* WORK ITEM
Set the records down again, exactly, without their images.
[[ GIVEN RECORDS, beginning ]]
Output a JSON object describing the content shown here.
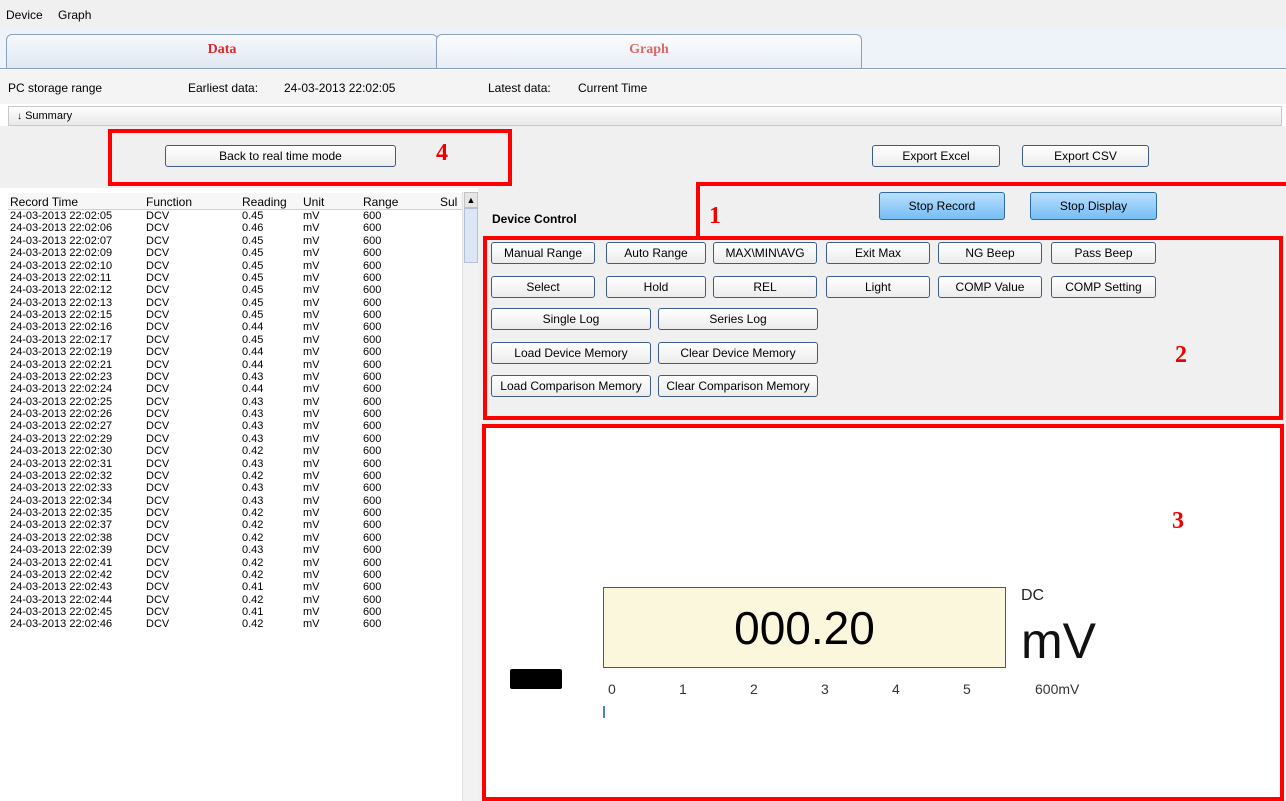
{
  "menu": [
    "Device",
    "Graph"
  ],
  "tabs": [
    {
      "label": "Data",
      "active": true
    },
    {
      "label": "Graph",
      "active": false
    }
  ],
  "info": {
    "storage_label": "PC storage range",
    "earliest_label": "Earliest data:",
    "earliest_value": "24-03-2013 22:02:05",
    "latest_label": "Latest data:",
    "latest_value": "Current Time"
  },
  "summary": {
    "label": "Summary",
    "icon": "double-chevron-down-icon"
  },
  "buttons": {
    "back": "Back to real time mode",
    "export_excel": "Export Excel",
    "export_csv": "Export CSV",
    "stop_record": "Stop Record",
    "stop_display": "Stop Display"
  },
  "device_control": {
    "title": "Device Control",
    "row1": [
      "Manual Range",
      "Auto Range",
      "MAX\\MIN\\AVG",
      "Exit Max",
      "NG Beep",
      "Pass Beep"
    ],
    "row2": [
      "Select",
      "Hold",
      "REL",
      "Light",
      "COMP Value",
      "COMP Setting"
    ],
    "row3": [
      "Single Log",
      "Series Log"
    ],
    "row4": [
      "Load Device Memory",
      "Clear Device Memory"
    ],
    "row5": [
      "Load Comparison Memory",
      "Clear Comparison Memory"
    ]
  },
  "annotations": {
    "n1": "1",
    "n2": "2",
    "n3": "3",
    "n4": "4"
  },
  "table": {
    "headers": [
      "Record Time",
      "Function",
      "Reading",
      "Unit",
      "Range",
      "Sul"
    ],
    "rows": [
      [
        "24-03-2013 22:02:05",
        "DCV",
        "0.45",
        "mV",
        "600"
      ],
      [
        "24-03-2013 22:02:06",
        "DCV",
        "0.46",
        "mV",
        "600"
      ],
      [
        "24-03-2013 22:02:07",
        "DCV",
        "0.45",
        "mV",
        "600"
      ],
      [
        "24-03-2013 22:02:09",
        "DCV",
        "0.45",
        "mV",
        "600"
      ],
      [
        "24-03-2013 22:02:10",
        "DCV",
        "0.45",
        "mV",
        "600"
      ],
      [
        "24-03-2013 22:02:11",
        "DCV",
        "0.45",
        "mV",
        "600"
      ],
      [
        "24-03-2013 22:02:12",
        "DCV",
        "0.45",
        "mV",
        "600"
      ],
      [
        "24-03-2013 22:02:13",
        "DCV",
        "0.45",
        "mV",
        "600"
      ],
      [
        "24-03-2013 22:02:15",
        "DCV",
        "0.45",
        "mV",
        "600"
      ],
      [
        "24-03-2013 22:02:16",
        "DCV",
        "0.44",
        "mV",
        "600"
      ],
      [
        "24-03-2013 22:02:17",
        "DCV",
        "0.45",
        "mV",
        "600"
      ],
      [
        "24-03-2013 22:02:19",
        "DCV",
        "0.44",
        "mV",
        "600"
      ],
      [
        "24-03-2013 22:02:21",
        "DCV",
        "0.44",
        "mV",
        "600"
      ],
      [
        "24-03-2013 22:02:23",
        "DCV",
        "0.43",
        "mV",
        "600"
      ],
      [
        "24-03-2013 22:02:24",
        "DCV",
        "0.44",
        "mV",
        "600"
      ],
      [
        "24-03-2013 22:02:25",
        "DCV",
        "0.43",
        "mV",
        "600"
      ],
      [
        "24-03-2013 22:02:26",
        "DCV",
        "0.43",
        "mV",
        "600"
      ],
      [
        "24-03-2013 22:02:27",
        "DCV",
        "0.43",
        "mV",
        "600"
      ],
      [
        "24-03-2013 22:02:29",
        "DCV",
        "0.43",
        "mV",
        "600"
      ],
      [
        "24-03-2013 22:02:30",
        "DCV",
        "0.42",
        "mV",
        "600"
      ],
      [
        "24-03-2013 22:02:31",
        "DCV",
        "0.43",
        "mV",
        "600"
      ],
      [
        "24-03-2013 22:02:32",
        "DCV",
        "0.42",
        "mV",
        "600"
      ],
      [
        "24-03-2013 22:02:33",
        "DCV",
        "0.43",
        "mV",
        "600"
      ],
      [
        "24-03-2013 22:02:34",
        "DCV",
        "0.43",
        "mV",
        "600"
      ],
      [
        "24-03-2013 22:02:35",
        "DCV",
        "0.42",
        "mV",
        "600"
      ],
      [
        "24-03-2013 22:02:37",
        "DCV",
        "0.42",
        "mV",
        "600"
      ],
      [
        "24-03-2013 22:02:38",
        "DCV",
        "0.42",
        "mV",
        "600"
      ],
      [
        "24-03-2013 22:02:39",
        "DCV",
        "0.43",
        "mV",
        "600"
      ],
      [
        "24-03-2013 22:02:41",
        "DCV",
        "0.42",
        "mV",
        "600"
      ],
      [
        "24-03-2013 22:02:42",
        "DCV",
        "0.42",
        "mV",
        "600"
      ],
      [
        "24-03-2013 22:02:43",
        "DCV",
        "0.41",
        "mV",
        "600"
      ],
      [
        "24-03-2013 22:02:44",
        "DCV",
        "0.42",
        "mV",
        "600"
      ],
      [
        "24-03-2013 22:02:45",
        "DCV",
        "0.41",
        "mV",
        "600"
      ],
      [
        "24-03-2013 22:02:46",
        "DCV",
        "0.42",
        "mV",
        "600"
      ]
    ]
  },
  "meter": {
    "reading": "000.20",
    "mode": "DC",
    "unit": "mV",
    "scale_ticks": [
      "0",
      "1",
      "2",
      "3",
      "4",
      "5"
    ],
    "range_label": "600mV",
    "bar_fraction": 0.0
  }
}
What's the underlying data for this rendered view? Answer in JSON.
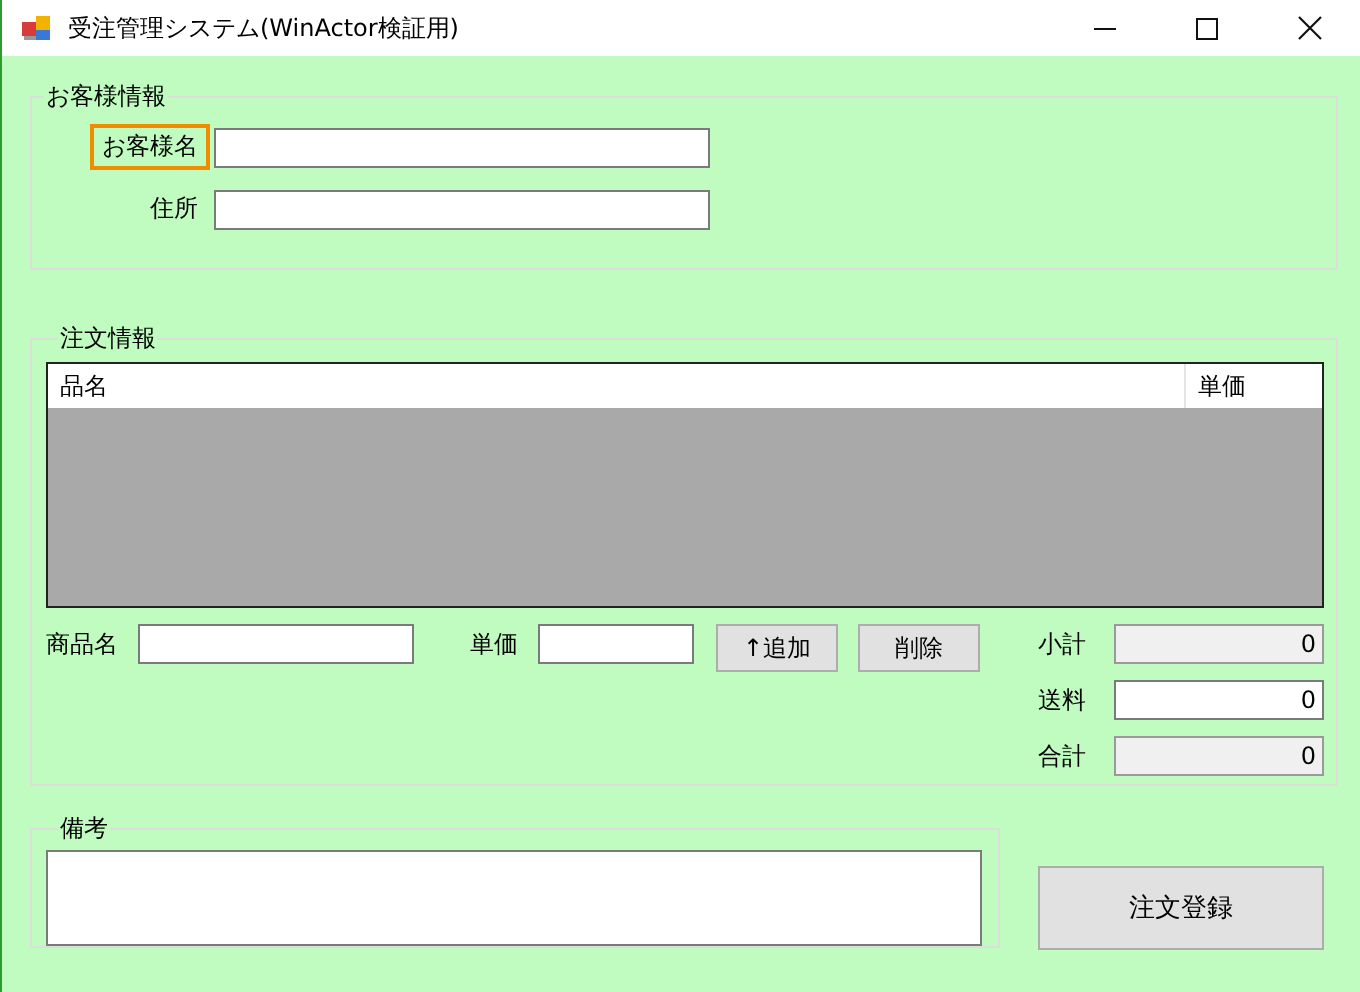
{
  "window": {
    "title": "受注管理システム(WinActor検証用)"
  },
  "customer_group": {
    "legend": "お客様情報",
    "fields": [
      {
        "label": "お客様名",
        "focused": true
      },
      {
        "label": "住所",
        "focused": false
      }
    ]
  },
  "order_group": {
    "legend": "注文情報",
    "list": {
      "columns": [
        "品名",
        "単価"
      ]
    },
    "entry": {
      "fields": [
        {
          "label": "商品名"
        },
        {
          "label": "単価"
        }
      ],
      "buttons": [
        "↑追加",
        "削除"
      ]
    },
    "totals": [
      {
        "label": "小計",
        "value": "0",
        "readonly": true
      },
      {
        "label": "送料",
        "value": "0",
        "readonly": false
      },
      {
        "label": "合計",
        "value": "0",
        "readonly": true
      }
    ]
  },
  "notes_group": {
    "legend": "備考"
  },
  "submit_button": "注文登録"
}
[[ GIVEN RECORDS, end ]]
* SOLUTION
Output a JSON object describing the content shown here.
{
  "menu": [
    "Device",
    "Graph"
  ],
  "tabs": [
    {
      "label": "Data",
      "active": true
    },
    {
      "label": "Graph",
      "active": false
    }
  ],
  "info": {
    "storage_label": "PC storage range",
    "earliest_label": "Earliest data:",
    "earliest_value": "24-03-2013 22:02:05",
    "latest_label": "Latest data:",
    "latest_value": "Current Time"
  },
  "summary": {
    "label": "Summary",
    "icon": "double-chevron-down-icon"
  },
  "buttons": {
    "back": "Back to real time mode",
    "export_excel": "Export Excel",
    "export_csv": "Export CSV",
    "stop_record": "Stop Record",
    "stop_display": "Stop Display"
  },
  "device_control": {
    "title": "Device Control",
    "row1": [
      "Manual Range",
      "Auto Range",
      "MAX\\MIN\\AVG",
      "Exit Max",
      "NG Beep",
      "Pass Beep"
    ],
    "row2": [
      "Select",
      "Hold",
      "REL",
      "Light",
      "COMP Value",
      "COMP Setting"
    ],
    "row3": [
      "Single Log",
      "Series Log"
    ],
    "row4": [
      "Load Device Memory",
      "Clear Device Memory"
    ],
    "row5": [
      "Load Comparison Memory",
      "Clear Comparison Memory"
    ]
  },
  "annotations": {
    "n1": "1",
    "n2": "2",
    "n3": "3",
    "n4": "4"
  },
  "table": {
    "headers": [
      "Record Time",
      "Function",
      "Reading",
      "Unit",
      "Range",
      "Sul"
    ],
    "rows": [
      [
        "24-03-2013 22:02:05",
        "DCV",
        "0.45",
        "mV",
        "600"
      ],
      [
        "24-03-2013 22:02:06",
        "DCV",
        "0.46",
        "mV",
        "600"
      ],
      [
        "24-03-2013 22:02:07",
        "DCV",
        "0.45",
        "mV",
        "600"
      ],
      [
        "24-03-2013 22:02:09",
        "DCV",
        "0.45",
        "mV",
        "600"
      ],
      [
        "24-03-2013 22:02:10",
        "DCV",
        "0.45",
        "mV",
        "600"
      ],
      [
        "24-03-2013 22:02:11",
        "DCV",
        "0.45",
        "mV",
        "600"
      ],
      [
        "24-03-2013 22:02:12",
        "DCV",
        "0.45",
        "mV",
        "600"
      ],
      [
        "24-03-2013 22:02:13",
        "DCV",
        "0.45",
        "mV",
        "600"
      ],
      [
        "24-03-2013 22:02:15",
        "DCV",
        "0.45",
        "mV",
        "600"
      ],
      [
        "24-03-2013 22:02:16",
        "DCV",
        "0.44",
        "mV",
        "600"
      ],
      [
        "24-03-2013 22:02:17",
        "DCV",
        "0.45",
        "mV",
        "600"
      ],
      [
        "24-03-2013 22:02:19",
        "DCV",
        "0.44",
        "mV",
        "600"
      ],
      [
        "24-03-2013 22:02:21",
        "DCV",
        "0.44",
        "mV",
        "600"
      ],
      [
        "24-03-2013 22:02:23",
        "DCV",
        "0.43",
        "mV",
        "600"
      ],
      [
        "24-03-2013 22:02:24",
        "DCV",
        "0.44",
        "mV",
        "600"
      ],
      [
        "24-03-2013 22:02:25",
        "DCV",
        "0.43",
        "mV",
        "600"
      ],
      [
        "24-03-2013 22:02:26",
        "DCV",
        "0.43",
        "mV",
        "600"
      ],
      [
        "24-03-2013 22:02:27",
        "DCV",
        "0.43",
        "mV",
        "600"
      ],
      [
        "24-03-2013 22:02:29",
        "DCV",
        "0.43",
        "mV",
        "600"
      ],
      [
        "24-03-2013 22:02:30",
        "DCV",
        "0.42",
        "mV",
        "600"
      ],
      [
        "24-03-2013 22:02:31",
        "DCV",
        "0.43",
        "mV",
        "600"
      ],
      [
        "24-03-2013 22:02:32",
        "DCV",
        "0.42",
        "mV",
        "600"
      ],
      [
        "24-03-2013 22:02:33",
        "DCV",
        "0.43",
        "mV",
        "600"
      ],
      [
        "24-03-2013 22:02:34",
        "DCV",
        "0.43",
        "mV",
        "600"
      ],
      [
        "24-03-2013 22:02:35",
        "DCV",
        "0.42",
        "mV",
        "600"
      ],
      [
        "24-03-2013 22:02:37",
        "DCV",
        "0.42",
        "mV",
        "600"
      ],
      [
        "24-03-2013 22:02:38",
        "DCV",
        "0.42",
        "mV",
        "600"
      ],
      [
        "24-03-2013 22:02:39",
        "DCV",
        "0.43",
        "mV",
        "600"
      ],
      [
        "24-03-2013 22:02:41",
        "DCV",
        "0.42",
        "mV",
        "600"
      ],
      [
        "24-03-2013 22:02:42",
        "DCV",
        "0.42",
        "mV",
        "600"
      ],
      [
        "24-03-2013 22:02:43",
        "DCV",
        "0.41",
        "mV",
        "600"
      ],
      [
        "24-03-2013 22:02:44",
        "DCV",
        "0.42",
        "mV",
        "600"
      ],
      [
        "24-03-2013 22:02:45",
        "DCV",
        "0.41",
        "mV",
        "600"
      ],
      [
        "24-03-2013 22:02:46",
        "DCV",
        "0.42",
        "mV",
        "600"
      ]
    ]
  },
  "meter": {
    "reading": "000.20",
    "mode": "DC",
    "unit": "mV",
    "scale_ticks": [
      "0",
      "1",
      "2",
      "3",
      "4",
      "5"
    ],
    "range_label": "600mV",
    "bar_fraction": 0.0
  }
}
What's the underlying data for this rendered view? Answer in JSON.
{
  "window": {
    "title": "受注管理システム(WinActor検証用)"
  },
  "customer_group": {
    "legend": "お客様情報",
    "fields": [
      {
        "label": "お客様名",
        "focused": true
      },
      {
        "label": "住所",
        "focused": false
      }
    ]
  },
  "order_group": {
    "legend": "注文情報",
    "list": {
      "columns": [
        "品名",
        "単価"
      ]
    },
    "entry": {
      "fields": [
        {
          "label": "商品名"
        },
        {
          "label": "単価"
        }
      ],
      "buttons": [
        "↑追加",
        "削除"
      ]
    },
    "totals": [
      {
        "label": "小計",
        "value": "0",
        "readonly": true
      },
      {
        "label": "送料",
        "value": "0",
        "readonly": false
      },
      {
        "label": "合計",
        "value": "0",
        "readonly": true
      }
    ]
  },
  "notes_group": {
    "legend": "備考"
  },
  "submit_button": "注文登録"
}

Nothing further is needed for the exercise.